*Recorded data*.
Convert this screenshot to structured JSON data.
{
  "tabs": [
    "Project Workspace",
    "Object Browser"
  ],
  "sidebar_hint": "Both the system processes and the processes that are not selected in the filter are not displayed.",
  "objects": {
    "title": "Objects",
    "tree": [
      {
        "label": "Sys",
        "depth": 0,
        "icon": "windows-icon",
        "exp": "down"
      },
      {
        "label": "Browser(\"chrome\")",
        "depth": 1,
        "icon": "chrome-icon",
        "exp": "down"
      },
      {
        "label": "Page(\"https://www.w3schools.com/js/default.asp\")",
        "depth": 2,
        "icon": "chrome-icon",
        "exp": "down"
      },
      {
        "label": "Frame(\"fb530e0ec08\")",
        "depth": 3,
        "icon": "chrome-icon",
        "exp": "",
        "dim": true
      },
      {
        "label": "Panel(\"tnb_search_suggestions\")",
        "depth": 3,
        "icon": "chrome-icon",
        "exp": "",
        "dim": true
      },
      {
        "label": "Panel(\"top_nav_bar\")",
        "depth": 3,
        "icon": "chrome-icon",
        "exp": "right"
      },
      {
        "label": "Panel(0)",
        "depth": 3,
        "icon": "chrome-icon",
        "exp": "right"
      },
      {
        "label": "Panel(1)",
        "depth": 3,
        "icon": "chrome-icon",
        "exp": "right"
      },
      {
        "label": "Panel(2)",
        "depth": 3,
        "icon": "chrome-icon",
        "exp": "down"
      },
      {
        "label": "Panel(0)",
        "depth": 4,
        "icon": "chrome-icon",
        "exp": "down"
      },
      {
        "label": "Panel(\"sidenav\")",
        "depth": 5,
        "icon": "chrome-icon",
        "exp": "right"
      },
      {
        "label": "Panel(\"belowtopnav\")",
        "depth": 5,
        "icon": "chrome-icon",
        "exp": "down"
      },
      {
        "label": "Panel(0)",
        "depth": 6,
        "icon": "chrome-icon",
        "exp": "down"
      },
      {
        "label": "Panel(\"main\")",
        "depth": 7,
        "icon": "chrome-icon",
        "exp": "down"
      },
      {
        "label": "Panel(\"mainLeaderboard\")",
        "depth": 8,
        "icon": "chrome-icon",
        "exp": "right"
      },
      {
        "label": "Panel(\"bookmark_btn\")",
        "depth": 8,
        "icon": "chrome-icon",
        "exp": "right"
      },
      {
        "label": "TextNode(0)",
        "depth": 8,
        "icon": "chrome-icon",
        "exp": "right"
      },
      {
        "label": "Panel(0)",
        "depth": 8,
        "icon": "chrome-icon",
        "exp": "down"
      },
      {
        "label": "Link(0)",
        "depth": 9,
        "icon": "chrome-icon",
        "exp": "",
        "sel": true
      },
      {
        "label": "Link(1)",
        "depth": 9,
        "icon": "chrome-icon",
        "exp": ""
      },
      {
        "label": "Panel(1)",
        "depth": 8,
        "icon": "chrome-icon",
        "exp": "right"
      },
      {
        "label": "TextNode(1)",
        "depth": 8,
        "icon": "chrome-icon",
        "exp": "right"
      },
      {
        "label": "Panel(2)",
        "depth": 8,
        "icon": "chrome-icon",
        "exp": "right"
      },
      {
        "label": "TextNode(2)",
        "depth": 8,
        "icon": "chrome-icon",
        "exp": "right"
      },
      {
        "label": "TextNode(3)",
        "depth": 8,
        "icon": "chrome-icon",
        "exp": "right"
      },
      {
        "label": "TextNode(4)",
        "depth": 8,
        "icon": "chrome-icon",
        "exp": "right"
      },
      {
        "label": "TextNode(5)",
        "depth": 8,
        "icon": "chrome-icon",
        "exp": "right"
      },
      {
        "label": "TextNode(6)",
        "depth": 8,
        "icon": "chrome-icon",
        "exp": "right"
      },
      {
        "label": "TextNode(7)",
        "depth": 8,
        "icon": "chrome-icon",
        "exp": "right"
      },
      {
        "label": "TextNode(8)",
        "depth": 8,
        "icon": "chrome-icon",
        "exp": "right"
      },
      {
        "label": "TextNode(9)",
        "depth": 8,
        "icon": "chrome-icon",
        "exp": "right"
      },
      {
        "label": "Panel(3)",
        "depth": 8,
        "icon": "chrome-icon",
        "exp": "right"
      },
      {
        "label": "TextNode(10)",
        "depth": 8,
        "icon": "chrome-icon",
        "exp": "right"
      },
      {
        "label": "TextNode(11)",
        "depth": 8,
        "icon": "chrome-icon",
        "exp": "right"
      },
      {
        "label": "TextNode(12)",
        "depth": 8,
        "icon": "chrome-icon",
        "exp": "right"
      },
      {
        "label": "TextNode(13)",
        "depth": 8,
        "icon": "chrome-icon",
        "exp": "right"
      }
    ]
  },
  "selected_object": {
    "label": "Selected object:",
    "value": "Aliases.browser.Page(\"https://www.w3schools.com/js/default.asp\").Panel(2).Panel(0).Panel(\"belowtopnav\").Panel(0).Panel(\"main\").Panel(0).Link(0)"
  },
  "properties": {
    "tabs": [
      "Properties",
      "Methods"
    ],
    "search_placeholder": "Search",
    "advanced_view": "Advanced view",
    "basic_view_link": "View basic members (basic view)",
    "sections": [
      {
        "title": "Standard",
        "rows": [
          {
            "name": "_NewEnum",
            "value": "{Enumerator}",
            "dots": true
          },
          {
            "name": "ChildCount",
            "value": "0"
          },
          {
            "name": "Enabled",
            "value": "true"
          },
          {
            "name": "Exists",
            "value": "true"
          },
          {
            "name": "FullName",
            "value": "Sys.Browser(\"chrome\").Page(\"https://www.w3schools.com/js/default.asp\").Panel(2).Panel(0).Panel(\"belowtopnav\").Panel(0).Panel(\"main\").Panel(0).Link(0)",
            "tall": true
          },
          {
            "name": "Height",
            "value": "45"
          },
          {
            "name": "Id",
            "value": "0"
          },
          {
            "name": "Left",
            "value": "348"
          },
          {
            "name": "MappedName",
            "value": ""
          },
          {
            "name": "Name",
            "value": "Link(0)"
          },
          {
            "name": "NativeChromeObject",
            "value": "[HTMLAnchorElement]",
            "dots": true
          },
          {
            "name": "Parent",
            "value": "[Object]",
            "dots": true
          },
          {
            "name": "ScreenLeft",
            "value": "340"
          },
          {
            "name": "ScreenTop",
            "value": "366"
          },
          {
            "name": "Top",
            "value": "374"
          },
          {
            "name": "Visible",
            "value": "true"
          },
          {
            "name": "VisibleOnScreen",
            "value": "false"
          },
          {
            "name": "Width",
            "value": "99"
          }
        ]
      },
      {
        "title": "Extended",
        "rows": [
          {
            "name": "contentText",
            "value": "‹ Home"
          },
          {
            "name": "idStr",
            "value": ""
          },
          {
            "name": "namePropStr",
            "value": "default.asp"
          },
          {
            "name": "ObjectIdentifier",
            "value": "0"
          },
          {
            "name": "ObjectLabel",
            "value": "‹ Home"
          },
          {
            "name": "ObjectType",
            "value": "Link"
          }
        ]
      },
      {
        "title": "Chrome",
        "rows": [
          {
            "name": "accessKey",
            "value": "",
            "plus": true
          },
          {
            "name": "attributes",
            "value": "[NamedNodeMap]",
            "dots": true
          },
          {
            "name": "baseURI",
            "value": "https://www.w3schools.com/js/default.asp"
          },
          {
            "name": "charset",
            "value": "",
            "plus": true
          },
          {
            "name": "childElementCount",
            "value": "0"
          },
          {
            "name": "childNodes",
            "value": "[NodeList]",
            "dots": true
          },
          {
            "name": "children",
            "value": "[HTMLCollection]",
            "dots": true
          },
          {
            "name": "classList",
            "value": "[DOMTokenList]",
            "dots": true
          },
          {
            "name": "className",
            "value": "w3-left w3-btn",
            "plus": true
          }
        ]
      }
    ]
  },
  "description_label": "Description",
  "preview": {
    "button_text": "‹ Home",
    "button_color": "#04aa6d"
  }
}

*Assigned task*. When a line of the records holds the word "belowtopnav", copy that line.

*Reply to the exercise*.
        "label": "Panel(\"belowtopnav\")",
    "value": "Aliases.browser.Page(\"https://www.w3schools.com/js/default.asp\").Panel(2).Panel(0).Panel(\"belowtopnav\").Panel(0).Panel(\"main\").Panel(0).Link(0)"
            "value": "Sys.Browser(\"chrome\").Page(\"https://www.w3schools.com/js/default.asp\").Panel(2).Panel(0).Panel(\"belowtopnav\").Panel(0).Panel(\"main\").Panel(0).Link(0)",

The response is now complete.